# Data
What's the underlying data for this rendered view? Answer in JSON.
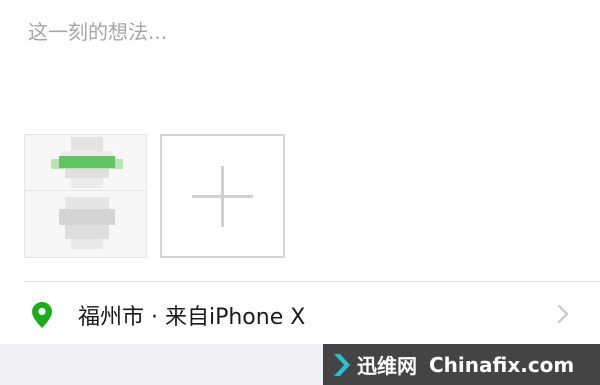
{
  "composer": {
    "placeholder": "这一刻的想法...",
    "text_value": ""
  },
  "photos": {
    "attached_count": 1,
    "add_icon": "plus-icon"
  },
  "location": {
    "text": "福州市 · 来自iPhone X",
    "icon": "location-pin-icon",
    "chevron_icon": "chevron-right-icon",
    "pin_color": "#1aad19"
  },
  "watermark": {
    "brand_cn": "迅维网",
    "brand_en": "Chinafix.com"
  }
}
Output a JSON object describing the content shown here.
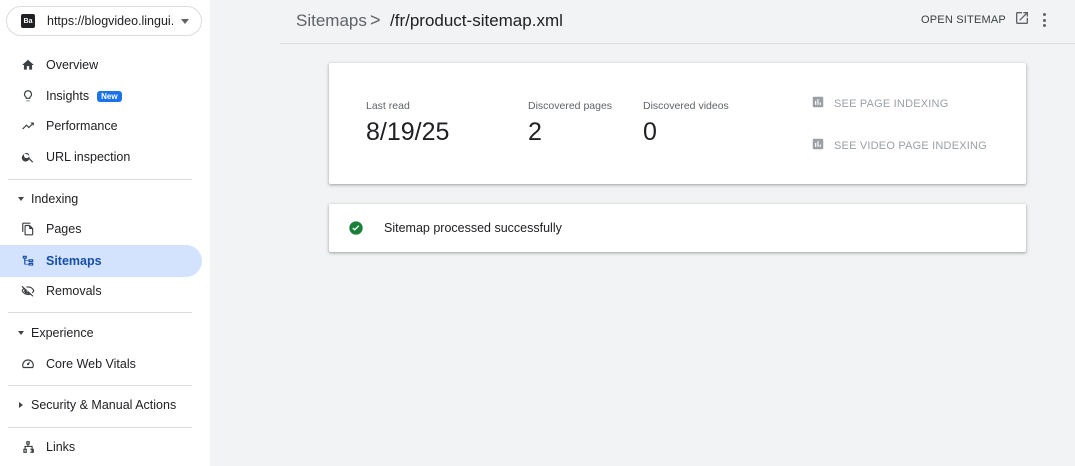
{
  "property": {
    "favicon_text": "Ba",
    "url": "https://blogvideo.lingui..."
  },
  "sidebar": {
    "items_top": [
      {
        "label": "Overview",
        "icon": "home-icon"
      },
      {
        "label": "Insights",
        "icon": "lightbulb-icon",
        "badge": "New"
      },
      {
        "label": "Performance",
        "icon": "trending-up-icon"
      },
      {
        "label": "URL inspection",
        "icon": "search-icon"
      }
    ],
    "sections": [
      {
        "label": "Indexing",
        "expanded": true,
        "items": [
          {
            "label": "Pages",
            "icon": "pages-icon"
          },
          {
            "label": "Sitemaps",
            "icon": "sitemap-icon",
            "active": true
          },
          {
            "label": "Removals",
            "icon": "visibility-off-icon"
          }
        ]
      },
      {
        "label": "Experience",
        "expanded": true,
        "items": [
          {
            "label": "Core Web Vitals",
            "icon": "speed-gauge-icon"
          }
        ]
      },
      {
        "label": "Security & Manual Actions",
        "expanded": false,
        "items": []
      }
    ],
    "items_bottom": [
      {
        "label": "Links",
        "icon": "links-icon"
      }
    ]
  },
  "header": {
    "breadcrumb_root": "Sitemaps",
    "breadcrumb_sep": ">",
    "breadcrumb_current": "/fr/product-sitemap.xml",
    "open_sitemap_label": "OPEN SITEMAP"
  },
  "stats": {
    "last_read_label": "Last read",
    "last_read_value": "8/19/25",
    "discovered_pages_label": "Discovered pages",
    "discovered_pages_value": "2",
    "discovered_videos_label": "Discovered videos",
    "discovered_videos_value": "0",
    "see_page_indexing": "SEE PAGE INDEXING",
    "see_video_page_indexing": "SEE VIDEO PAGE INDEXING"
  },
  "status": {
    "text": "Sitemap processed successfully",
    "color": "#188038"
  },
  "colors": {
    "active_bg": "#d3e3fd",
    "accent": "#1a73e8",
    "success": "#188038"
  }
}
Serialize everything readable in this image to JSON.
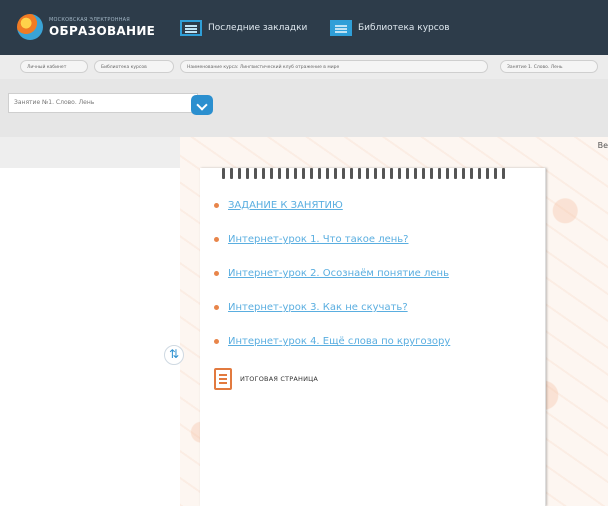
{
  "brand": {
    "small_text": "МОСКОВСКАЯ ЭЛЕКТРОННАЯ",
    "big_text": "ОБРАЗОВАНИЕ"
  },
  "nav": {
    "recent": "Последние закладки",
    "library": "Библиотека курсов"
  },
  "breadcrumbs": [
    "Личный кабинет",
    "Библиотека курсов",
    "Наименование курса: Лингвистический клуб отражение в мире",
    "Занятие 1. Слово. Лень"
  ],
  "lesson_select": {
    "value": "Занятие №1. Слово. Лень"
  },
  "header_cut_text": "Ве",
  "tasks": [
    "ЗАДАНИЕ К ЗАНЯТИЮ",
    "Интернет-урок 1. Что такое лень?",
    "Интернет-урок 2. Осознаём понятие лень",
    "Интернет-урок 3. Как не скучать?",
    "Интернет-урок 4. Ещё слова по кругозору"
  ],
  "final_page": {
    "label": "ИТОГОВАЯ СТРАНИЦА"
  },
  "colors": {
    "header": "#2d3c4a",
    "accent": "#2f9fd8",
    "link": "#5aaee0",
    "bullet": "#e8854a"
  }
}
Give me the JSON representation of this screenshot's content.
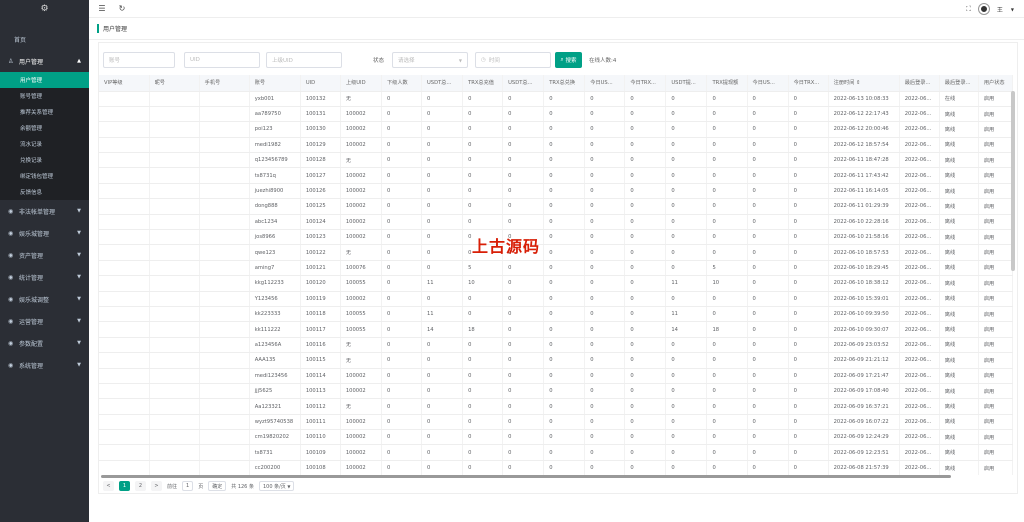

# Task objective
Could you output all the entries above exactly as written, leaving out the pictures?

# Written solution
What's the underlying data for this rendered view? Answer in JSON.
{
  "composer": {
    "placeholder": "这一刻的想法...",
    "text_value": ""
  },
  "photos": {
    "attached_count": 1,
    "add_icon": "plus-icon"
  },
  "location": {
    "text": "福州市 · 来自iPhone X",
    "icon": "location-pin-icon",
    "chevron_icon": "chevron-right-icon",
    "pin_color": "#1aad19"
  },
  "watermark": {
    "brand_cn": "迅维网",
    "brand_en": "Chinafix.com"
  }
}
Output a JSON object describing the content shown here.
{
  "property": {
    "favicon_text": "Ba",
    "url": "https://blogvideo.lingui..."
  },
  "sidebar": {
    "items_top": [
      {
        "label": "Overview",
        "icon": "home-icon"
      },
      {
        "label": "Insights",
        "icon": "lightbulb-icon",
        "badge": "New"
      },
      {
        "label": "Performance",
        "icon": "trending-up-icon"
      },
      {
        "label": "URL inspection",
        "icon": "search-icon"
      }
    ],
    "sections": [
      {
        "label": "Indexing",
        "expanded": true,
        "items": [
          {
            "label": "Pages",
            "icon": "pages-icon"
          },
          {
            "label": "Sitemaps",
            "icon": "sitemap-icon",
            "active": true
          },
          {
            "label": "Removals",
            "icon": "visibility-off-icon"
          }
        ]
      },
      {
        "label": "Experience",
        "expanded": true,
        "items": [
          {
            "label": "Core Web Vitals",
            "icon": "speed-gauge-icon"
          }
        ]
      },
      {
        "label": "Security & Manual Actions",
        "expanded": false,
        "items": []
      }
    ],
    "items_bottom": [
      {
        "label": "Links",
        "icon": "links-icon"
      }
    ]
  },
  "header": {
    "breadcrumb_root": "Sitemaps",
    "breadcrumb_sep": ">",
    "breadcrumb_current": "/fr/product-sitemap.xml",
    "open_sitemap_label": "OPEN SITEMAP"
  },
  "stats": {
    "last_read_label": "Last read",
    "last_read_value": "8/19/25",
    "discovered_pages_label": "Discovered pages",
    "discovered_pages_value": "2",
    "discovered_videos_label": "Discovered videos",
    "discovered_videos_value": "0",
    "see_page_indexing": "SEE PAGE INDEXING",
    "see_video_page_indexing": "SEE VIDEO PAGE INDEXING"
  },
  "status": {
    "text": "Sitemap processed successfully",
    "color": "#188038"
  },
  "colors": {
    "active_bg": "#d3e3fd",
    "accent": "#1a73e8",
    "success": "#188038"
  }
}
Serialize everything readable in this image to JSON.
{
  "brand": {
    "small_text": "МОСКОВСКАЯ ЭЛЕКТРОННАЯ",
    "big_text": "ОБРАЗОВАНИЕ"
  },
  "nav": {
    "recent": "Последние закладки",
    "library": "Библиотека курсов"
  },
  "breadcrumbs": [
    "Личный кабинет",
    "Библиотека курсов",
    "Наименование курса: Лингвистический клуб отражение в мире",
    "Занятие 1. Слово. Лень"
  ],
  "lesson_select": {
    "value": "Занятие №1. Слово. Лень"
  },
  "header_cut_text": "Ве",
  "tasks": [
    "ЗАДАНИЕ К ЗАНЯТИЮ",
    "Интернет-урок 1. Что такое лень?",
    "Интернет-урок 2. Осознаём понятие лень",
    "Интернет-урок 3. Как не скучать?",
    "Интернет-урок 4. Ещё слова по кругозору"
  ],
  "final_page": {
    "label": "ИТОГОВАЯ СТРАНИЦА"
  },
  "colors": {
    "header": "#2d3c4a",
    "accent": "#2f9fd8",
    "link": "#5aaee0",
    "bullet": "#e8854a"
  }
}
Give me the JSON representation of this screenshot's content.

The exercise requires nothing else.